ISBE’s Push for “Culturally Responsive Teaching and Learning Standards” is wrong for Students and Teachers

In the past couple of weeks, we have learned about the Illinois State Board of Education (ISBE) and the new set of standards they are wishing to implement in Illinois Schools. These new standards would set forth how our public school systems will teach our children in the future. The new language emphasizes activism rather than education, giving way to “progressive” overtones. Unfortunately, the ISBE approved these new teaching standards at its December board meeting and are moving forward with them.

If adopted, these standards will burden our teaching programs with additional mandates at a time when Illinois is continuing to suffer from a shortage of teachers. At the beginning of the 2020 school year, there were 2,000 teacher vacancies reported in Illinois schools. With these new requirements, we risk increasing the teacher shortage and losing new, quality teachers. Instead of focusing its energy on improving teachers and cultivating new ones, ISBE seems bent on implementing social activism into our schools. Our places of learning may soon become progressive training grounds instead.

For example, one provision calls on educators to “(b)e aware of the effects of power and privilege and the need for social advocacy and social action to better empower diverse students and communities.” Our schools, administration, and teachers need to focus on education, not activism. Instead of teaching students how to think, these standards look to teach them what to think.
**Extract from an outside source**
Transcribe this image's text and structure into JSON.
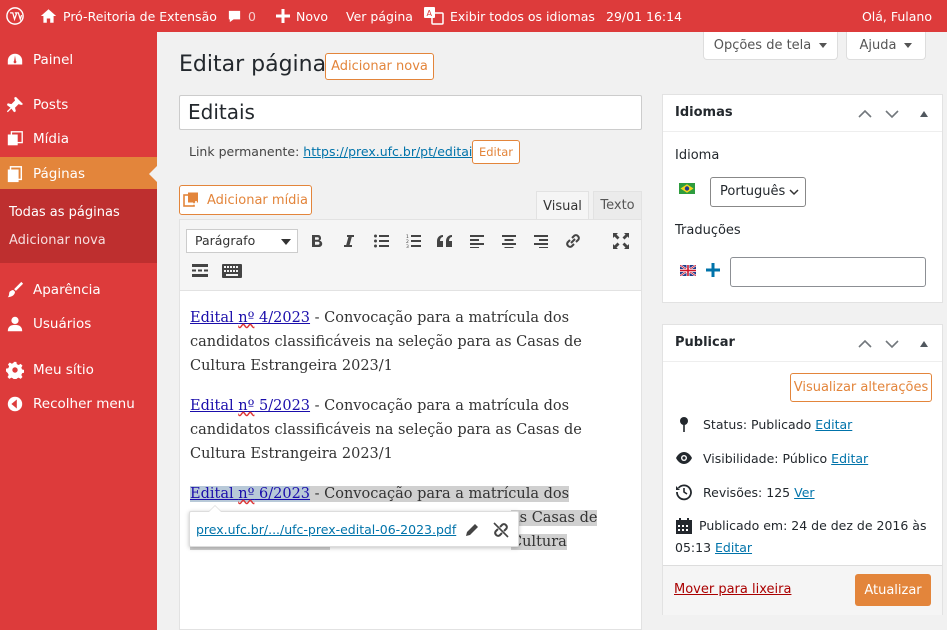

Also, the proposed rules may make it harder for teachers to do their jobs by forcing teachers to develop individualized plans for each student. The rules dictate that “[t]he culturally responsive teacher and leader will: … [l]earn from and about their students’ culture, language, and learning styles to make instruction more meaningful and relevant to their students’ lives.” This reads as if the teacher will have to develop an individualized lesson plan for every student that is “different” from every other student in the class. Currently, about two-thirds of Illinois students failed to meet standards for math and English. The study of the basics will continue to be neglected as teachers are forced to spend more time making students feel comfortable.

The proposed standards will be heard before the Joint Committee on Administrative Rules (JCAR) at its February meeting, which is scheduled for February 16, 2021. JCAR consists of six Democrats and six Republicans. To defeat the adoption of these proposed teaching standards, eight board members must vote against them. The new standards may be located and reviewed at I encourage you to read them for yourself. I am adamantly opposed to the adoption of these standards. If you also oppose, and want your voice heard, I encourage you to contact members of JCAR and let them know your position. The members of JCAR, and their contact information, may be obtained at

Chris Miller (R-Robinson) represents the 110th District in the Illinois House of Representatives.